## Directions
From the entries that follow, report every line in which "this" occurs.

Records from a collection

□ □ □ □

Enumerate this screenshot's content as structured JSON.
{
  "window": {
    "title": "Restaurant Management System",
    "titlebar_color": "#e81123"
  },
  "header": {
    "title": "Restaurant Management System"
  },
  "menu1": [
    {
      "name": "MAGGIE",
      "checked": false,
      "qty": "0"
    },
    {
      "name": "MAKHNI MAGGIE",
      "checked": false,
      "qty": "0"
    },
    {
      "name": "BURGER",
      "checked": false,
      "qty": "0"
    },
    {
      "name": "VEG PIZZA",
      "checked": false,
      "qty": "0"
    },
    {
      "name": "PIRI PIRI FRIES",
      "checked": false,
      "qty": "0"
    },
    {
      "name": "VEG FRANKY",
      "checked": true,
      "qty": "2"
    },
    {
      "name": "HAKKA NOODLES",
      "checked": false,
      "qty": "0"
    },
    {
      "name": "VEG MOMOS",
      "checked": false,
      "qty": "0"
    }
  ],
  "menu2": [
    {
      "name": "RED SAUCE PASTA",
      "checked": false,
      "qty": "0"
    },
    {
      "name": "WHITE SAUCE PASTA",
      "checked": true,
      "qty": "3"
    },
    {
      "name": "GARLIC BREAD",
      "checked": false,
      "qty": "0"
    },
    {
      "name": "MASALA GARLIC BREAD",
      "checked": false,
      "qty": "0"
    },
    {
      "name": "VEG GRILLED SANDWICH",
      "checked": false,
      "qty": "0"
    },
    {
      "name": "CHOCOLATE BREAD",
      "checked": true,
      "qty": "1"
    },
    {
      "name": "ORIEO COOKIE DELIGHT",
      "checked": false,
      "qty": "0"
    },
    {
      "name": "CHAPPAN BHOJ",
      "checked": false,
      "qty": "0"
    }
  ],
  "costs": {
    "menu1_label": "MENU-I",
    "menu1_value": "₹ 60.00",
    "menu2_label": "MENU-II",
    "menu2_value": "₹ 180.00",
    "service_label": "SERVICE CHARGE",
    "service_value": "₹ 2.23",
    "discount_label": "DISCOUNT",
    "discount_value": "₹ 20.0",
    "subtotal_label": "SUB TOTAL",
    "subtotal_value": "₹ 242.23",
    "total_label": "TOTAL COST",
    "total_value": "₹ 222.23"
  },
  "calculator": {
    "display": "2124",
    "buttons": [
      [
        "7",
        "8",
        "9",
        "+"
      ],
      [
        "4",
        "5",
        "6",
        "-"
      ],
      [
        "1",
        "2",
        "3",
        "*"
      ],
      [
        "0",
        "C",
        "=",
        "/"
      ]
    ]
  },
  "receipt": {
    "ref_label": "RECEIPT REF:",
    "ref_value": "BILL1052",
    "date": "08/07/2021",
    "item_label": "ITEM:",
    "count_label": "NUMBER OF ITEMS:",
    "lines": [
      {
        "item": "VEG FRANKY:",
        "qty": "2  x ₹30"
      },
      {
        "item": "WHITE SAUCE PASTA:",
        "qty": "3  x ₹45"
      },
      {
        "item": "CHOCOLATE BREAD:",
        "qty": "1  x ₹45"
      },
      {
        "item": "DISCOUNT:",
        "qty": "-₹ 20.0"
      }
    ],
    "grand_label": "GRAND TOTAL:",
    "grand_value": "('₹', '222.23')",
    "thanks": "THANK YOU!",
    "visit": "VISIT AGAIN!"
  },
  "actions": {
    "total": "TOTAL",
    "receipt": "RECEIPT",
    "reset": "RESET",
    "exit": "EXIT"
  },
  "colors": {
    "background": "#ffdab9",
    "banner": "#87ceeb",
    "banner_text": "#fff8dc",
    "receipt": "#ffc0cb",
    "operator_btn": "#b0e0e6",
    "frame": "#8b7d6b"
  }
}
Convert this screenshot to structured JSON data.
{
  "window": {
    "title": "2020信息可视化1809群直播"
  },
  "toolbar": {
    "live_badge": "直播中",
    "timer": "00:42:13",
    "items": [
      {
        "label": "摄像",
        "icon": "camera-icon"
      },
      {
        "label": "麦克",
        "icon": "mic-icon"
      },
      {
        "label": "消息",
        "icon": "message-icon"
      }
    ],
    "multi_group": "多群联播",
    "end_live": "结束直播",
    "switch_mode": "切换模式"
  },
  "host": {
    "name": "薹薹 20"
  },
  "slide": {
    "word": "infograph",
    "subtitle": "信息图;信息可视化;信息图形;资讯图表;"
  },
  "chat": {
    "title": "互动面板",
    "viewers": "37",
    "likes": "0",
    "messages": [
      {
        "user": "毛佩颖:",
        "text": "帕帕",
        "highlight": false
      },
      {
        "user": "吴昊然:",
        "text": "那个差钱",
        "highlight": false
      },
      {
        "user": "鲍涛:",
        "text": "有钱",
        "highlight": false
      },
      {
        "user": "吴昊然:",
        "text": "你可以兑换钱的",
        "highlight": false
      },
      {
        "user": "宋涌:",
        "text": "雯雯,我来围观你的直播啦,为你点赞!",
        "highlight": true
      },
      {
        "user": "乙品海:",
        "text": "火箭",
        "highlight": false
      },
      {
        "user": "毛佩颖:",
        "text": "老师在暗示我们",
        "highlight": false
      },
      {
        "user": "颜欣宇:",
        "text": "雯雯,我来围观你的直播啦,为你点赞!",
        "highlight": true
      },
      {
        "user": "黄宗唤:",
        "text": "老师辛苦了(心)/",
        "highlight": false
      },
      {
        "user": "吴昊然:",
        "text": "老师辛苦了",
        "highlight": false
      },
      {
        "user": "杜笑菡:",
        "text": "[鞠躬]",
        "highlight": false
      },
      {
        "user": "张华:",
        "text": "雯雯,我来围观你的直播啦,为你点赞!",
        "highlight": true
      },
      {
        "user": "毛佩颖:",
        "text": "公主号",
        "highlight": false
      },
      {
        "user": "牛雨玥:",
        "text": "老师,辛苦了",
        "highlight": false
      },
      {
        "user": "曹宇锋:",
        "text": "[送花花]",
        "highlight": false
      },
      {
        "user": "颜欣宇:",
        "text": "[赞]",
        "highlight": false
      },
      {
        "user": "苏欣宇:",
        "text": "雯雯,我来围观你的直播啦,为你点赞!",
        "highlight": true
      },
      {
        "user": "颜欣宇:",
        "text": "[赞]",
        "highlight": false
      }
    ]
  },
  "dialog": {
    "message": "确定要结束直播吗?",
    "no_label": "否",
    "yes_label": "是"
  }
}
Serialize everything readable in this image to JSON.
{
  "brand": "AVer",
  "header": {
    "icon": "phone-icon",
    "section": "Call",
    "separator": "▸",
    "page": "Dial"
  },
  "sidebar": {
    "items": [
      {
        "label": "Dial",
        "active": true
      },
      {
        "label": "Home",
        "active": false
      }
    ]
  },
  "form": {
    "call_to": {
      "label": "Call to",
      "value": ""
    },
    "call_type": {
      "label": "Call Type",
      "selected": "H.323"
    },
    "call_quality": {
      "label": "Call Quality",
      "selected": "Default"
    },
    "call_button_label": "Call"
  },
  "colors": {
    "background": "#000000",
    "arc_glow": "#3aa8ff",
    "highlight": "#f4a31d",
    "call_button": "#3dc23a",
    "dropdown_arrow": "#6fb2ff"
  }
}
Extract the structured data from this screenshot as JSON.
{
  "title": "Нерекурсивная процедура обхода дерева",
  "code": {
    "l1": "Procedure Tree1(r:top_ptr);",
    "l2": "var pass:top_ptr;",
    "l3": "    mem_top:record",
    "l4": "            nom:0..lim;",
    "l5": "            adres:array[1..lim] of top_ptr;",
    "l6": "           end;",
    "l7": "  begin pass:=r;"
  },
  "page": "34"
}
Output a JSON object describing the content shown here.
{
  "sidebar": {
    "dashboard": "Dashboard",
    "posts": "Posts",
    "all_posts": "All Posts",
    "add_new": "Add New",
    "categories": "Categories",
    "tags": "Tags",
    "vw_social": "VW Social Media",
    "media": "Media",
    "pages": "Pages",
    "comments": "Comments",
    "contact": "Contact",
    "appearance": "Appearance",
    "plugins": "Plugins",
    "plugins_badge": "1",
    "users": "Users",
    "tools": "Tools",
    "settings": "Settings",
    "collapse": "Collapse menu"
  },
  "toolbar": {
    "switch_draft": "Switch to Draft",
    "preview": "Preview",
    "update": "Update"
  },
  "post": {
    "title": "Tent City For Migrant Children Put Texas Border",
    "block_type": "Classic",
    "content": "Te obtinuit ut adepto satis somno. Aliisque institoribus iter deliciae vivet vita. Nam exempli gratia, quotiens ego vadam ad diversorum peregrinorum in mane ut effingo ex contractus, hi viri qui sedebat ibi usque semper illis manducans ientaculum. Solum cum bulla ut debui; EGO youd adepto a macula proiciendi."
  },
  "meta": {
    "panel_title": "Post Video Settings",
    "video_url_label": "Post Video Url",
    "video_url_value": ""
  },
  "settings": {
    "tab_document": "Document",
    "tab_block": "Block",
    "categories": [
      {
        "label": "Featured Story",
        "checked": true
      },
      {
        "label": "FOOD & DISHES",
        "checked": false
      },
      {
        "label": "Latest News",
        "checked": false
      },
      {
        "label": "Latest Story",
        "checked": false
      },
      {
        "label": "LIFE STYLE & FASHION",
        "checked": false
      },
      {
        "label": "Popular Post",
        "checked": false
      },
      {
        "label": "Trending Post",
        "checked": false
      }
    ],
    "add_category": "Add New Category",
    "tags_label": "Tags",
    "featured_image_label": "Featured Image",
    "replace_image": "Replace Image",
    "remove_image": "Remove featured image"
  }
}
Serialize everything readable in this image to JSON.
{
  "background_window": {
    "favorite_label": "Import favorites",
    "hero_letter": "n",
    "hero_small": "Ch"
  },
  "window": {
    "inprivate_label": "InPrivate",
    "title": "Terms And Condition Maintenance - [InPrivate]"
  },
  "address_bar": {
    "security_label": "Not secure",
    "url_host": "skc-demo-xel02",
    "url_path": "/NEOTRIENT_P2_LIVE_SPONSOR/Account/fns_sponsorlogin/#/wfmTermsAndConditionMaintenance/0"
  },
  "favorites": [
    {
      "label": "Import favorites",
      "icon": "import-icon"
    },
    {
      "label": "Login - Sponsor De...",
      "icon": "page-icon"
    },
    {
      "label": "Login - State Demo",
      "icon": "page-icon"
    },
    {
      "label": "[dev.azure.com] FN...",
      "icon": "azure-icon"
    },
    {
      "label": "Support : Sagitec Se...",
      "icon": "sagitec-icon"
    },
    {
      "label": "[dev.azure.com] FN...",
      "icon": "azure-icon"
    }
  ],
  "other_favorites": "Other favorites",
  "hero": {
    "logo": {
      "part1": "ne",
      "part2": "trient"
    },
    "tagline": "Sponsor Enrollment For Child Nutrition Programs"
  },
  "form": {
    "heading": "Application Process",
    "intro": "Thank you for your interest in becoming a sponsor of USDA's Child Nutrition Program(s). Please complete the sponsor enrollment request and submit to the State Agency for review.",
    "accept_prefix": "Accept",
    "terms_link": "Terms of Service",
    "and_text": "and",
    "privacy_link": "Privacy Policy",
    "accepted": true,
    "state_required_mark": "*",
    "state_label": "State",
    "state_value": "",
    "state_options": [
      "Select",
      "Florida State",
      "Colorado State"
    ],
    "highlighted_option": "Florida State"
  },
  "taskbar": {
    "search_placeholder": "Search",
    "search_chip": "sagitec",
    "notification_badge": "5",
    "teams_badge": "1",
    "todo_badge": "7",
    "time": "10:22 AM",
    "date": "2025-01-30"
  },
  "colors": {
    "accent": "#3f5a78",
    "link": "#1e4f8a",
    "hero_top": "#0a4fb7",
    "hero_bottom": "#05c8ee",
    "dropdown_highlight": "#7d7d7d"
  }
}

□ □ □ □

## Solved problem
Enumerate this screenshot's content as structured JSON.
Convert this screenshot to structured JSON data.
Serialize everything readable in this image to JSON.
Extract the structured data from this screenshot as JSON.
Serialize everything readable in this image to JSON.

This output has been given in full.